At the age of 35, I was hired as the Executive Director of a nonprofit organization. It was the realization of one of my highest professional goals, and it quickly taught me that I needed to strengthen my emotional intelligence to be an effective leader.
I began a journey that started with becoming aware of how I showed up with people. I’m an extrovert and thrive on engaging with the world around me. I’m also energetic and exude a “youthful energy” when I enter a room. As the newly appointed leader, I discovered those traits sometimes meant I came across as intense, immature, and overbearing. I had never been in a position to look at myself as others see me, and it was enlightening.
I stumbled onto a Daniel Goleman article about emotional intelligence. He suggested this innate intelligence was categorized into four domains: self-awareness, self-management, social awareness, and social skill. I was immediately hooked and started learning about me.
In coaching leaders, I often start with emotional intelligence. I use my own experience to help leaders see for themselves that this kind of growth is within reach. It demystifies the process of self-mastery and social awareness.
I decided I had to understand myself better. I started by finding tools to help me dissect the person I’d known all my life. My favorite was the Values in Action Survey of Character Strengths. It helped me frame traits in affirming statements and helped me see as strengths some things I had viewed as flaws. I had a new appreciation for self-awareness.

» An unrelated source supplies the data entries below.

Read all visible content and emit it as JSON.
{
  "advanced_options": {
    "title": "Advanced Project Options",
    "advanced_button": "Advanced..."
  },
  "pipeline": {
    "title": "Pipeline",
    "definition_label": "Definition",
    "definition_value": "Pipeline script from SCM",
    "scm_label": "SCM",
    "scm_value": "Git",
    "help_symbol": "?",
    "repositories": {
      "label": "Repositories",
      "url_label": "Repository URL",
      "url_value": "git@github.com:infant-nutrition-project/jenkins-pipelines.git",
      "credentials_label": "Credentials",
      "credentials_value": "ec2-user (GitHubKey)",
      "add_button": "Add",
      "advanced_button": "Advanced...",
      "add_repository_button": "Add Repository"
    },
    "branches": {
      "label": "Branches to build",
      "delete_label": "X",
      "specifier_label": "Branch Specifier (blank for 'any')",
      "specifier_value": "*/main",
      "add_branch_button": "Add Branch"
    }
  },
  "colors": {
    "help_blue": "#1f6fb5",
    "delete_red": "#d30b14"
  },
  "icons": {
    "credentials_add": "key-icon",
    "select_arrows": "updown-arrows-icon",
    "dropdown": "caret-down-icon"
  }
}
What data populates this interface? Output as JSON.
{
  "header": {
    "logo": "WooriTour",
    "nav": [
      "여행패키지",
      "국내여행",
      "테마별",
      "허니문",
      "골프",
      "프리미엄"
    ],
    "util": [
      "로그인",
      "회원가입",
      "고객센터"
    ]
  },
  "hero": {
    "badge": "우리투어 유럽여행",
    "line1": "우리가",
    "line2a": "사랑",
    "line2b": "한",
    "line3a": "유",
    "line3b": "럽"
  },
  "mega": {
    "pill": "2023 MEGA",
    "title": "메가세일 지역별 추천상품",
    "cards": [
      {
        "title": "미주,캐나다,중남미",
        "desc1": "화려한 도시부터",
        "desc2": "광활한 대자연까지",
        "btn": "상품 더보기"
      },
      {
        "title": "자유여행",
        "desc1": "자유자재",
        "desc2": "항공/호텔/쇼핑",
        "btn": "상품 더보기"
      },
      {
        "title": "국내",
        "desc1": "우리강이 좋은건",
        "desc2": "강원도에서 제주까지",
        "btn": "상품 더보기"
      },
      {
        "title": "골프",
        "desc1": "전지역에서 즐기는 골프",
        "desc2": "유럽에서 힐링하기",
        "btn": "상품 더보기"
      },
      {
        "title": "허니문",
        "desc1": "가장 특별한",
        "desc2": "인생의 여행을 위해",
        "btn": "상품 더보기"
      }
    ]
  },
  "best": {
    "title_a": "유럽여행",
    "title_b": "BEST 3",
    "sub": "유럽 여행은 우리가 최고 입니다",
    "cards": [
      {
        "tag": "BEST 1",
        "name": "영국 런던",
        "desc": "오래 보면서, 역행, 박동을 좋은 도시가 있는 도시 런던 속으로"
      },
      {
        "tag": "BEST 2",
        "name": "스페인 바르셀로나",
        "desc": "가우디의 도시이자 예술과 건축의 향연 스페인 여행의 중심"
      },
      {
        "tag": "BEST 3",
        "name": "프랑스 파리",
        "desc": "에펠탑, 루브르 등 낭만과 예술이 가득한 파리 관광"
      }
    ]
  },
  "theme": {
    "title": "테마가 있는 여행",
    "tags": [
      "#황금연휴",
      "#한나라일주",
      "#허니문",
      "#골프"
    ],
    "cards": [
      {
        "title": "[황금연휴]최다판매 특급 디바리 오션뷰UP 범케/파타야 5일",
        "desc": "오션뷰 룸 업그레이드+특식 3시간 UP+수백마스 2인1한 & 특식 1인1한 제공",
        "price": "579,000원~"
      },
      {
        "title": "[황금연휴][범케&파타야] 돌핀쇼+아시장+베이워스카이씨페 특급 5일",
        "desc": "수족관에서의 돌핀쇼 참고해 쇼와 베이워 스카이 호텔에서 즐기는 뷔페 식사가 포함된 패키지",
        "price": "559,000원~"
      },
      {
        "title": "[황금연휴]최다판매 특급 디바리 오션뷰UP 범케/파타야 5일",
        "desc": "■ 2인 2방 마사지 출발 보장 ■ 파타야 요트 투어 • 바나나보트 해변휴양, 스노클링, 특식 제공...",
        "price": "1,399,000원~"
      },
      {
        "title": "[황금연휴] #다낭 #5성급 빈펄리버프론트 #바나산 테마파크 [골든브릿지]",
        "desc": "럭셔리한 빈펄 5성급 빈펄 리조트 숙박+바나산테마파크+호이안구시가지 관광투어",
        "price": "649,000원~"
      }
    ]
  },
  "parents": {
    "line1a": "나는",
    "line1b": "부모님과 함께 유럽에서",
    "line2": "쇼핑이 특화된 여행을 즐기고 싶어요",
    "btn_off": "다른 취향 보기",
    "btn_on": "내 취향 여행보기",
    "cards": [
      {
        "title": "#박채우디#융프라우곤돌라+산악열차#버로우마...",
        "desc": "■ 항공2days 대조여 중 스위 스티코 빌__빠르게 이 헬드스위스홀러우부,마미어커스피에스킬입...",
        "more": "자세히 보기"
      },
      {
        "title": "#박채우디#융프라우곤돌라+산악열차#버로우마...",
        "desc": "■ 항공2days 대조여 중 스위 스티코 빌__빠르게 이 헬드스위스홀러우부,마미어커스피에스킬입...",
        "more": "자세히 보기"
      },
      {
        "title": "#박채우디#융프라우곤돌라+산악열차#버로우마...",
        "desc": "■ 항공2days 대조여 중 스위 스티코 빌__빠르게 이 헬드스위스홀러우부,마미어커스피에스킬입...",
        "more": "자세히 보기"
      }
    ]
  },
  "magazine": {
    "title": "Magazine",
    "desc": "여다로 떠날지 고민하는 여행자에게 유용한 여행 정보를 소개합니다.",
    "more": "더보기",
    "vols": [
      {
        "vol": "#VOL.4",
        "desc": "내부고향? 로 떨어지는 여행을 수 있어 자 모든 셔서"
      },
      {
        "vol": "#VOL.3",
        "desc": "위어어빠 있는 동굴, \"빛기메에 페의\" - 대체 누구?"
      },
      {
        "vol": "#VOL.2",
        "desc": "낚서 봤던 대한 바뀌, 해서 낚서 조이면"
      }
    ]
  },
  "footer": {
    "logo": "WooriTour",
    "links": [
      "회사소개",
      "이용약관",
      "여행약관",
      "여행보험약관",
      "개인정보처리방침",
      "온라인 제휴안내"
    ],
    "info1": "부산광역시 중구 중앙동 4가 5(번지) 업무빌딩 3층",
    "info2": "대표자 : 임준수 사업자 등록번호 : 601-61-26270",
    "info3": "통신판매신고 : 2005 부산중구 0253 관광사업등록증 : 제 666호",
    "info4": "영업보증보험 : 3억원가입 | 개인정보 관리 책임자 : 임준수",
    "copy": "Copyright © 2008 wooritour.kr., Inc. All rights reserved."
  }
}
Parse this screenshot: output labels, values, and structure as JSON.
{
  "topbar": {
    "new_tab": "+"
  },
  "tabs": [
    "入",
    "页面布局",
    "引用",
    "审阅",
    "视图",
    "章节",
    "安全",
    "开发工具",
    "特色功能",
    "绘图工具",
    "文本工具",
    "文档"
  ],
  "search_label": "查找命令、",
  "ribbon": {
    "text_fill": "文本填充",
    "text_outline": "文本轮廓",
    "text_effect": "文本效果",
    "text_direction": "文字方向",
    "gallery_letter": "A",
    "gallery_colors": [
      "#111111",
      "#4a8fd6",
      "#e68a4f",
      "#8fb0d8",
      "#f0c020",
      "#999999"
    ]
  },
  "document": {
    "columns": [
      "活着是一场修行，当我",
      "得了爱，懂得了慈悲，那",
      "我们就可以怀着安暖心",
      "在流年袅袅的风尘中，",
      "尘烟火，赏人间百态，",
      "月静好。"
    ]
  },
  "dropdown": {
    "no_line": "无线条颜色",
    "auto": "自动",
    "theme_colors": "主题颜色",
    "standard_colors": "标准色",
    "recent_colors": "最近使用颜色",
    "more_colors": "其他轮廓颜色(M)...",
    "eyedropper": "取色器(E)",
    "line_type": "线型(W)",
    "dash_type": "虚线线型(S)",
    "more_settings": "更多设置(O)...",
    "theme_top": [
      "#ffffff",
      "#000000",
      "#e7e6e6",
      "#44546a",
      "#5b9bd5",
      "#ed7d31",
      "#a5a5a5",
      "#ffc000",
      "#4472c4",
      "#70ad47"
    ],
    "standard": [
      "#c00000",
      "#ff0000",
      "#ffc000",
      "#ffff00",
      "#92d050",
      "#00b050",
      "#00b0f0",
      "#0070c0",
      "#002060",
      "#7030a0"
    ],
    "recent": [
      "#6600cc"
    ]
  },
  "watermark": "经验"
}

Then I reviewed the elements of self-management to determine where I should focus my efforts to improve. I saw exactly what I needed to tackle: adaptability. My Meyers-Briggs Type is ENTJ, so I’m a big fan of order and routine. I also have a keen focus on the goal, whatever task I’m pursuing. That sounds great until something comes along that disrupts or re-routes me. I’ve improved in this area, and find that the more I’m open to changes, the happier I am with the experience as a whole.
The third domain, social awareness, is where I am most comfortable. When I’m in a position to meet the needs of the people around me, I’m happiest. I noticed that observing what happened around me – how people interacted, who helped influence decision making, and what responses people had to my appreciation of their work – allowed me to navigate workplace relationships more easily. I had an innate talent for active involvement, but observation, followed by integrating what I saw gave me an edge.
The last and, I think, most important domain for leaders is social skill. It’s the realm of nuanced communication that influences and inspires without demanding. It’s the capacity to listen for resolution during conflict to swiftly resolve the issue without escalating it. And it’s nurturing relationships that allow people to flourish while cultivating new ones for the future. Those who have these skills innately are natural leaders. The rest of us have to work at it!
The intelligence of leadership goes far beyond the realms of intellectual or emotional intelligence. But in my practice, emotional intelligence is the place where my clients see the greatest returns on our work together.